He says that the design industry can be very challenging. “If you aren't willing to outwork everyone around you all the time, then you can't complain when you get stuck in the same spot for years and years to come.” He encourages designers to always push themselves to create something better. “I began to experience the benefits of my hard work when I started working less and less on production [and was placed] in charge of larger campaigns. It was an important shift for me because [I was now providing creative] ideas, and that's where you earn respect with the upper level directors.”
Kyle keeps an open line of communication at work, and is committed to helping the agency put out the best work possible. He cites a time when a new employee didn’t fully grasp a client’s design wishes and presented a concept that didn’t resonate with the client. Kyle made the difficult decision to talk with other art directors at the company—including senior art directors—to share his ideas on how to meet the client’s needs. “I have an immense amount of passion for what I do and the work I give to the clients. I had to take the difficult step to have a conversation with the directors and let them know it wasn't our best work and I could improve it. This was by no means easy. It took days of tough conversations that were heated at times. I was able to redo the creative and back-up everything I was saying with improvements to the campaign.”
While situations like this can be difficult, Kyle says it’s worth the challenge. He recommends that current students understand that they won’t always have the best ideas—but they need to keep pushing forward. "You might think [your idea isn’t great], but someone else could hear it and take it to the next level. The next thing you know, you're on the cover of magazines for the idea. It's funny because people think this industry is based on skill. That’s a portion of it, but a majority of it is being able to persevere through bad idea after bad idea until you land on that great one. Dedication is the name of the game.”
Kyle, who in 2015 earned a Bachelor of Arts in Graphic & Web Design from The Art Institute of Phoenix, says that his education provided networking opportunities and industry insights that have helped him in his career. “I am an asset to the agency because I have capabilities and skills that allow us to keep jobs in-house instead of using third party vendors.

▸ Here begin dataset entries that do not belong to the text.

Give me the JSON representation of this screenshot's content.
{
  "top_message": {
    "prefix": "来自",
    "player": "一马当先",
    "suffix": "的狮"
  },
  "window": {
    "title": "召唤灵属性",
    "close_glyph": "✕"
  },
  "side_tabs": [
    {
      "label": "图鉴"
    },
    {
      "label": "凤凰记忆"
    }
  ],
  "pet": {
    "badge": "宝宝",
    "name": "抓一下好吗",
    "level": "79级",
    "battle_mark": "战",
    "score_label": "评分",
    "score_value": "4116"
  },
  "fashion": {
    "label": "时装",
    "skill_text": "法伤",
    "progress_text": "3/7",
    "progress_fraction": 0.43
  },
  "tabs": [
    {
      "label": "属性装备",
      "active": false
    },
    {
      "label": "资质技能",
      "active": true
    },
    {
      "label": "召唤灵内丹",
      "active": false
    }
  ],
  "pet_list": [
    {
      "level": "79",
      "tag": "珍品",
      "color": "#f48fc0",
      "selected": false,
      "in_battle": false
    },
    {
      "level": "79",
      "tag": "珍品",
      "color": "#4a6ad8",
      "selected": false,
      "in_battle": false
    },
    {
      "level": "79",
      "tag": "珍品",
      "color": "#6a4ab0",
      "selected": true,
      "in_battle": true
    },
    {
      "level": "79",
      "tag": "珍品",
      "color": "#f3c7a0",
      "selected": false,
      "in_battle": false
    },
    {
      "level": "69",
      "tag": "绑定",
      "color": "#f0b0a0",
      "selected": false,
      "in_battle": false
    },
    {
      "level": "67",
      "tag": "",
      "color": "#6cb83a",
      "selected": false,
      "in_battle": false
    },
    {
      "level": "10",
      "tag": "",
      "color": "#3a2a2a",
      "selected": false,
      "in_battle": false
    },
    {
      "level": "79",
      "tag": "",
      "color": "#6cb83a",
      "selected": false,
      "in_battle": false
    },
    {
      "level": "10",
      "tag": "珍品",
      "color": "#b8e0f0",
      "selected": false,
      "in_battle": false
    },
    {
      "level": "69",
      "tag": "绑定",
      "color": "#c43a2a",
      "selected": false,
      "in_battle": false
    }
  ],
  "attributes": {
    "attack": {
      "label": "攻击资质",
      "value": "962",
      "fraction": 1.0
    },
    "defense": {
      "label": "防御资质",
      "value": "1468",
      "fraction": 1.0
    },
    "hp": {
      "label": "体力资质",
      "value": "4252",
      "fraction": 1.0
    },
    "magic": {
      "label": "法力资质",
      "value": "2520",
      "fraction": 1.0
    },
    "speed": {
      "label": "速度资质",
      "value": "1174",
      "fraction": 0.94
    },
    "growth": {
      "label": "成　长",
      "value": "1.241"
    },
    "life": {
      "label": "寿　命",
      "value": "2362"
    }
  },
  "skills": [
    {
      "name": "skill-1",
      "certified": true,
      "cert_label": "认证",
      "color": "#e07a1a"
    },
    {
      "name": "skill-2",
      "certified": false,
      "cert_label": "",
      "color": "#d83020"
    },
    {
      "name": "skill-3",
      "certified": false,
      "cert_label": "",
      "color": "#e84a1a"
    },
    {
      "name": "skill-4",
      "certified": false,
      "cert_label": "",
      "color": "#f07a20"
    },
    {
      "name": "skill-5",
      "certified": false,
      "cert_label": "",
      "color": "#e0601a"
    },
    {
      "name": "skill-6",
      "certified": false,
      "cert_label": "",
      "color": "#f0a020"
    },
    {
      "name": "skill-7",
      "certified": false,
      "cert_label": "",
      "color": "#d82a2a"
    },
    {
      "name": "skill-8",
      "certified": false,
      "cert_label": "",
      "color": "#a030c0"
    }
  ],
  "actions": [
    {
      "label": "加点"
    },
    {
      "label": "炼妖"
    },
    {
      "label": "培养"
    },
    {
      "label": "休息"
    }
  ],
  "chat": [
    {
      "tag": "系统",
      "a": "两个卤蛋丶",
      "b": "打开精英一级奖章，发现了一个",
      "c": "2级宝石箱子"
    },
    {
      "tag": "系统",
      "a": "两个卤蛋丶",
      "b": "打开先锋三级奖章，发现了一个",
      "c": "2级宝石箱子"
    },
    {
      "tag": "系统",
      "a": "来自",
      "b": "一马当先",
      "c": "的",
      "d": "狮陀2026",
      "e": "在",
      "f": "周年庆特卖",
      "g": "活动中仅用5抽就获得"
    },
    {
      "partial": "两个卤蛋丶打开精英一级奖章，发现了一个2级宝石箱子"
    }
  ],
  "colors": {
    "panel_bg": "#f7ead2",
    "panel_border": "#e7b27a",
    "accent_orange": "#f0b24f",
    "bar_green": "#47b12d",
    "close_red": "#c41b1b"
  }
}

In this industry, that’s very important.”
See http://ge.artinstitutes.edu/programoffering/4031 for program duration, tuition, fees and other costs, median debt, salary data, alumni success, and other important info.Read More...
Pre-College Sessions for High School Students
A hands-on head start.
High school juniors and seniors who have completed and submitted an application to an Art Institutes school can begin building a foundation of success before first term begins—at no charge—in our innovative College Bound program.* To find out more, visit AiCollegeBound.com.
* Students who successfully complete a course will receive a certificate of completion. The College Bound courses are non-credit bearing and do not transfer into our academic program offerings or the offerings of any other institution. However as part of the course you will have the opportunity to develop a portfolio that you are able to request proficiency credit. Proficiency credit is awarded based on the proficiency credit policy defined in an institution’s academic catalog. The cost of the College Bound courses varies between $325 and $350. This cost is waived for any student that has an application and completed essay on file with the school. Check with the school you are interested in attending for exceptions and details, as not all programs are offered at all locations. Individual location participation is subject to change.